Mar. 6—As stated many times before, veterans are special men and women who deserve our respect, admiration and thanks for their service to our country.
Veterans have earned that respect. Many have given the ultimate sacrifice in service to our country. Life as we know it is thanks in very large part to our veterans.
So it was good to see the announcement this week from the office of U.S. Rep. Matt Cartwright, D-Moosic, of the the U.S. House of Representatives' passage of legislation to ensure service-members and their families can receive justice for their exposure to toxic chemicals in drinking water at Camp Lejeune.
According to information provided by Cartwright's office, over a 30-year period spanning the 1950s through the 1980s, thousands of Marines, their families, civilian workers and personnel used government provided tap water that was contaminated with harmful chemicals, found at levels ranging from 240 to 3,400 times the levels permitted by safety standards.
These exposures likely increased the risk of cancers, such as renal cancer, multiple myeloma, leukemia and more. It also likely raised their risk of adverse birth outcomes, along with other negative health effects.

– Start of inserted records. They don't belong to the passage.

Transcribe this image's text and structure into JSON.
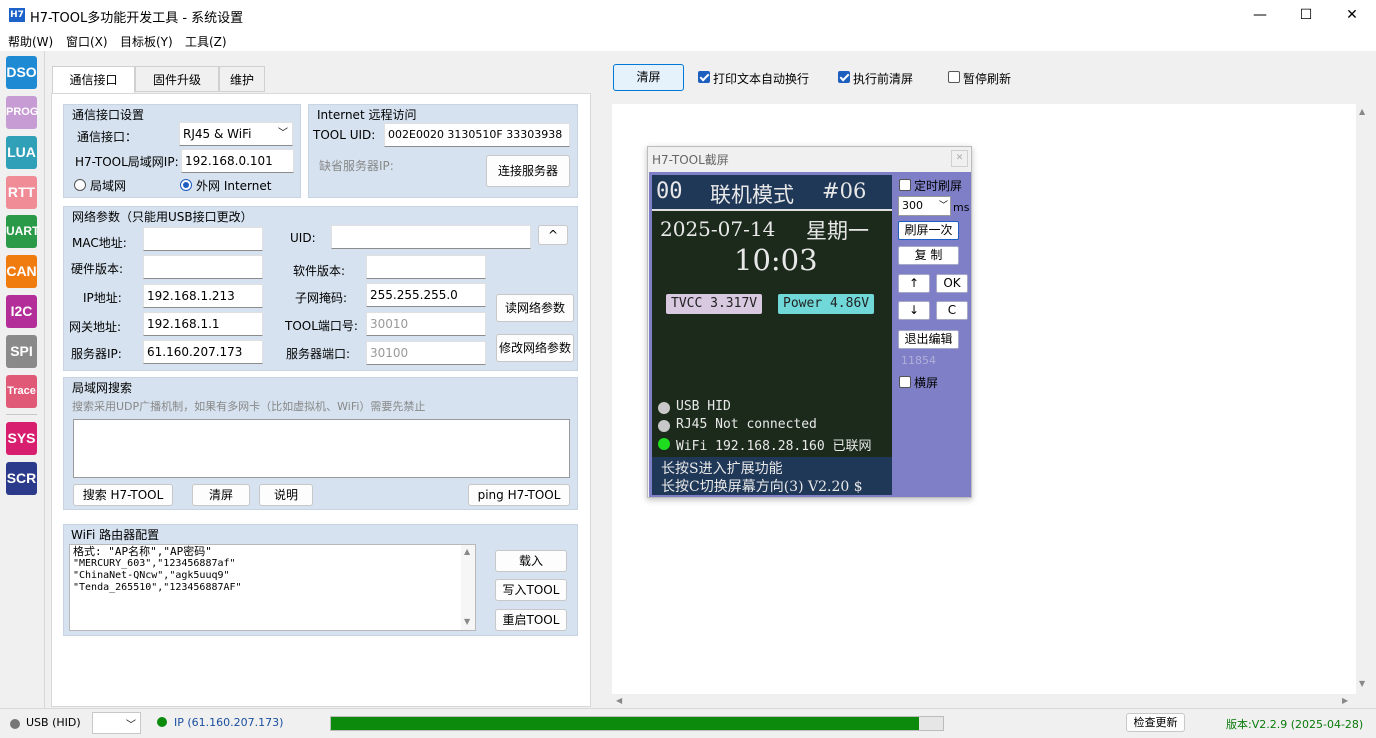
{
  "window": {
    "title": "H7-TOOL多功能开发工具 - 系统设置",
    "icon_text": "H7",
    "minimize": "—",
    "maximize": "☐",
    "close": "✕"
  },
  "menu": [
    "帮助(W)",
    "窗口(X)",
    "目标板(Y)",
    "工具(Z)"
  ],
  "sidebar": [
    {
      "label": "DSO",
      "color": "#1f8ad4"
    },
    {
      "label": "PROG",
      "color": "#c79bd4"
    },
    {
      "label": "LUA",
      "color": "#2fa0b8"
    },
    {
      "label": "RTT",
      "color": "#f08c96"
    },
    {
      "label": "UART",
      "color": "#2a9a48"
    },
    {
      "label": "CAN",
      "color": "#f07c10"
    },
    {
      "label": "I2C",
      "color": "#b42e9a"
    },
    {
      "label": "SPI",
      "color": "#8a8a8a"
    },
    {
      "label": "Trace",
      "color": "#e05a78"
    },
    {
      "label": "SYS",
      "color": "#d81e6e"
    },
    {
      "label": "SCR",
      "color": "#2b3a8a"
    }
  ],
  "tabs": [
    "通信接口",
    "固件升级",
    "维护"
  ],
  "comm": {
    "title": "通信接口设置",
    "port_label": "通信接口：",
    "port_value": "RJ45 & WiFi",
    "lan_ip_label": "H7-TOOL局域网IP:",
    "lan_ip_value": "192.168.0.101",
    "radio_lan": "局域网",
    "radio_wan": "外网 Internet"
  },
  "internet": {
    "title": "Internet 远程访问",
    "uid_label": "TOOL UID:",
    "uid_value": "002E0020 3130510F 33303938",
    "server_ip_label": "缺省服务器IP:",
    "connect_btn": "连接服务器"
  },
  "net": {
    "title": "网络参数（只能用USB接口更改）",
    "mac_label": "MAC地址:",
    "mac_value": "",
    "uid_label": "UID:",
    "uid_value": "",
    "caret_btn": "^",
    "hw_label": "硬件版本:",
    "hw_value": "",
    "sw_label": "软件版本:",
    "sw_value": "",
    "ip_label": "IP地址:",
    "ip_value": "192.168.1.213",
    "mask_label": "子网掩码:",
    "mask_value": "255.255.255.0",
    "gw_label": "网关地址:",
    "gw_value": "192.168.1.1",
    "port_label": "TOOL端口号:",
    "port_value": "30010",
    "srv_ip_label": "服务器IP:",
    "srv_ip_value": "61.160.207.173",
    "srv_port_label": "服务器端口:",
    "srv_port_value": "30100",
    "read_btn": "读网络参数",
    "modify_btn": "修改网络参数"
  },
  "lan_search": {
    "title": "局域网搜索",
    "hint": "搜索采用UDP广播机制，如果有多网卡（比如虚拟机、WiFi）需要先禁止",
    "search_btn": "搜索 H7-TOOL",
    "clear_btn": "清屏",
    "help_btn": "说明",
    "ping_btn": "ping H7-TOOL"
  },
  "wifi": {
    "title": "WiFi 路由器配置",
    "lines": [
      "格式: \"AP名称\",\"AP密码\"",
      "\"MERCURY_603\",\"123456887af\"",
      "\"ChinaNet-QNcw\",\"agk5uuq9\"",
      "\"Tenda_265510\",\"123456887AF\""
    ],
    "load_btn": "载入",
    "write_btn": "写入TOOL",
    "restart_btn": "重启TOOL"
  },
  "toolbar": {
    "clear_btn": "清屏",
    "wrap_label": "打印文本自动换行",
    "wrap_checked": true,
    "clear_before_label": "执行前清屏",
    "clear_before_checked": true,
    "pause_label": "暂停刷新",
    "pause_checked": false
  },
  "screenshot_win": {
    "title": "H7-TOOL截屏",
    "close": "✕",
    "screen": {
      "top_num": "00",
      "mode": "联机模式",
      "channel": "#06",
      "date": "2025-07-14",
      "weekday": "星期一",
      "time": "10:03",
      "tvcc": "TVCC 3.317V",
      "power": "Power 4.86V",
      "usb": "USB HID",
      "rj45": "RJ45 Not connected",
      "wifi": "WiFi 192.168.28.160 已联网",
      "hint1": "长按S进入扩展功能",
      "hint2": "长按C切换屏幕方向(3)  V2.20 $"
    },
    "timer_label": "定时刷屏",
    "interval": "300",
    "unit": "ms",
    "refresh_btn": "刷屏一次",
    "copy_btn": "复 制",
    "up_btn": "↑",
    "ok_btn": "OK",
    "down_btn": "↓",
    "c_btn": "C",
    "exit_btn": "退出编辑",
    "counter": "11854",
    "landscape_label": "横屏"
  },
  "status": {
    "usb": "USB (HID)",
    "ip": "IP (61.160.207.173)",
    "progress": 0.96,
    "update_btn": "检查更新",
    "version": "版本:V2.2.9 (2025-04-28)",
    "colors": {
      "ok": "#0b8a0b",
      "idle": "#777777",
      "version": "#0a7a0a"
    }
  }
}
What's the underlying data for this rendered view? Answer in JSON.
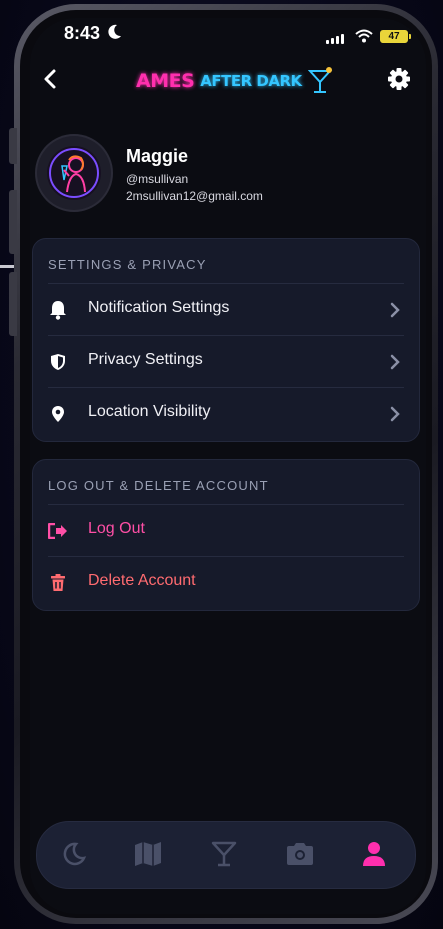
{
  "status_bar": {
    "time": "8:43",
    "battery": "47"
  },
  "header": {
    "logo_part1": "AMES",
    "logo_part2": "AFTER DARK"
  },
  "profile": {
    "name": "Maggie",
    "username": "@msullivan",
    "email": "2msullivan12@gmail.com"
  },
  "settings_section": {
    "title": "SETTINGS & PRIVACY",
    "items": [
      {
        "label": "Notification Settings",
        "icon": "bell-icon"
      },
      {
        "label": "Privacy Settings",
        "icon": "shield-icon"
      },
      {
        "label": "Location Visibility",
        "icon": "location-pin-icon"
      }
    ]
  },
  "account_section": {
    "title": "LOG OUT & DELETE ACCOUNT",
    "items": [
      {
        "label": "Log Out",
        "icon": "logout-icon"
      },
      {
        "label": "Delete Account",
        "icon": "trash-icon"
      }
    ]
  },
  "tab_bar": {
    "tabs": [
      {
        "icon": "moon-icon",
        "active": false
      },
      {
        "icon": "map-icon",
        "active": false
      },
      {
        "icon": "cocktail-icon",
        "active": false
      },
      {
        "icon": "camera-icon",
        "active": false
      },
      {
        "icon": "user-icon",
        "active": true
      }
    ]
  },
  "colors": {
    "accent_pink": "#ff2fae",
    "accent_blue": "#34c6ff",
    "danger": "#ff6b70",
    "card_bg": "#161a2a",
    "inactive_tab": "#4a5068"
  }
}
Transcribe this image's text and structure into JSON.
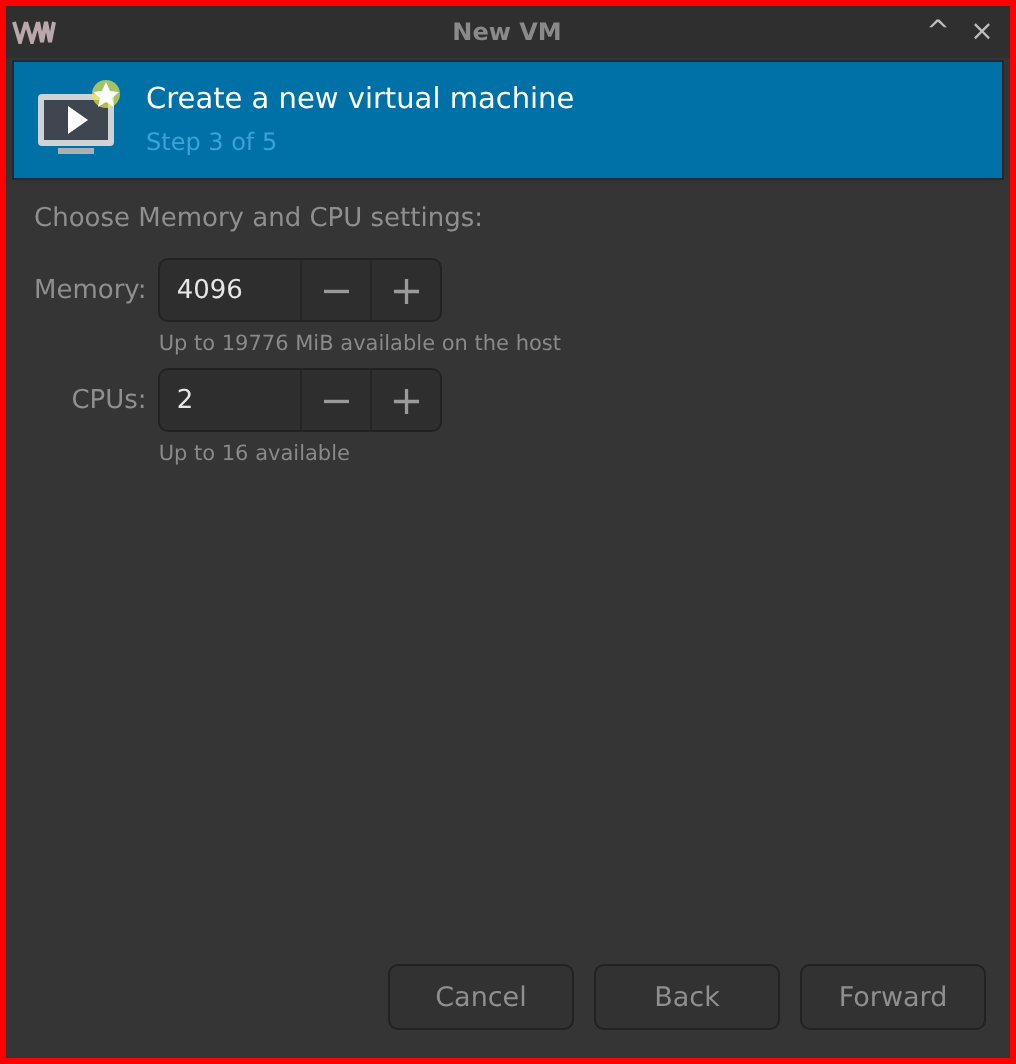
{
  "window": {
    "title": "New VM",
    "controls": [
      "^",
      "×"
    ]
  },
  "header": {
    "title": "Create a new virtual machine",
    "subtitle": "Step 3 of 5"
  },
  "section_label": "Choose Memory and CPU settings:",
  "fields": [
    {
      "label": "Memory:",
      "value": "4096",
      "decrement": "−",
      "increment": "+",
      "hint": "Up to 19776 MiB available on the host"
    },
    {
      "label": "CPUs:",
      "value": "2",
      "decrement": "−",
      "increment": "+",
      "hint": "Up to 16 available"
    }
  ],
  "buttons": [
    "Cancel",
    "Back",
    "Forward"
  ]
}
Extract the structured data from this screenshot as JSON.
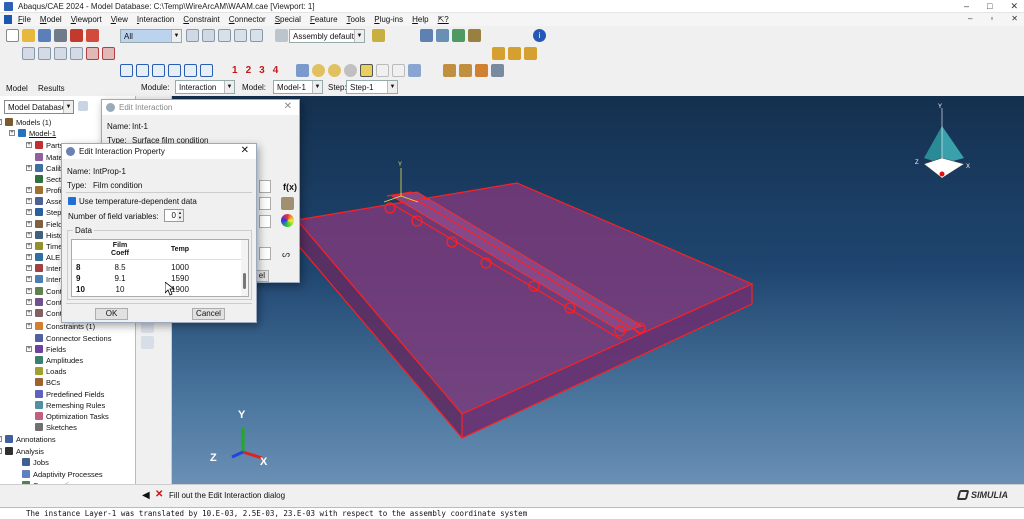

The Camp Lejeune Justice Act provisions included in the Honoring Our PACT Act allow a member of the U.S. Armed Forces, and/or their family members, that were injured or died as a result of the contaminated water at Camp Lejeune to file under the Federal Tort Claims Act for fair compensation.
Cartwright said this type of claim would already be permitted anywhere else in the United States, but because of a unique provision in North Carolina law, this legislation is necessary for those harmed at Camp Lejeune finally to seek justice.
"The service-members who signed up to defend their country and the people who supported them at Camp Lejeune were let down in a big way by their government," Cartwright said in a news release. "This tragedy was a major failure on the part of the Department of Defense, and all those who suffered for it deserve justice. The Camp Lejeune Justice Act, included in the Honoring Our PACT Act, is an important step forward in achieving that goal."
H.R. 3967, The Honoring Our PACT Act, passed the House by a vote of 256-174 on Thursday, March 3, 2022.
Cartwright spoke of Gerard McNamara, a current Northeastern Pennsylvania resident and a Vietnam veteran, who was stationed at Camp Lejeune for just three months in 1967. He was later diagnosed with multiple ailments and cancers from the contaminated water at Camp Lejeune, Cartwright said.
Cartwright said McNamara has expressed obvious disappointment that Camp Lejeune did not notify him nor other service members about the contaminated water and the exposure risks from drinking it, and he has applauded Cartwright's efforts to help veterans and their families' who were affected by the contaminated water.
Cartwright said McNamara hopes that the Camp Lejeune Justice Act will bring awareness of the possibility of assistance to other fellow Camp Lejeune service members affected by water contamination and open a door for them to receive justice.
Camp Lejeune Justice Act of 2021
—The bill allows certain individuals to sue and recover damages for harm from exposure to contaminated water at Camp Lejeune in North Carolina between Aug. 1, 1953, and Dec. 31, 1987.
—This action is available only to individuals who were exposed to contaminated water for at least 30 days.
—The bill prohibits the U.S. government from asserting specified immunity from litigation in response to such a lawsuit.
—The bill also prohibits an individual who brings such an action from bringing a separate tort action against the United States based on the same harm.
Reach Bill O'Boyle at 570-991-6118 or on Twitter @TLBillOBoyle, or email at firstname.lastname@example.org.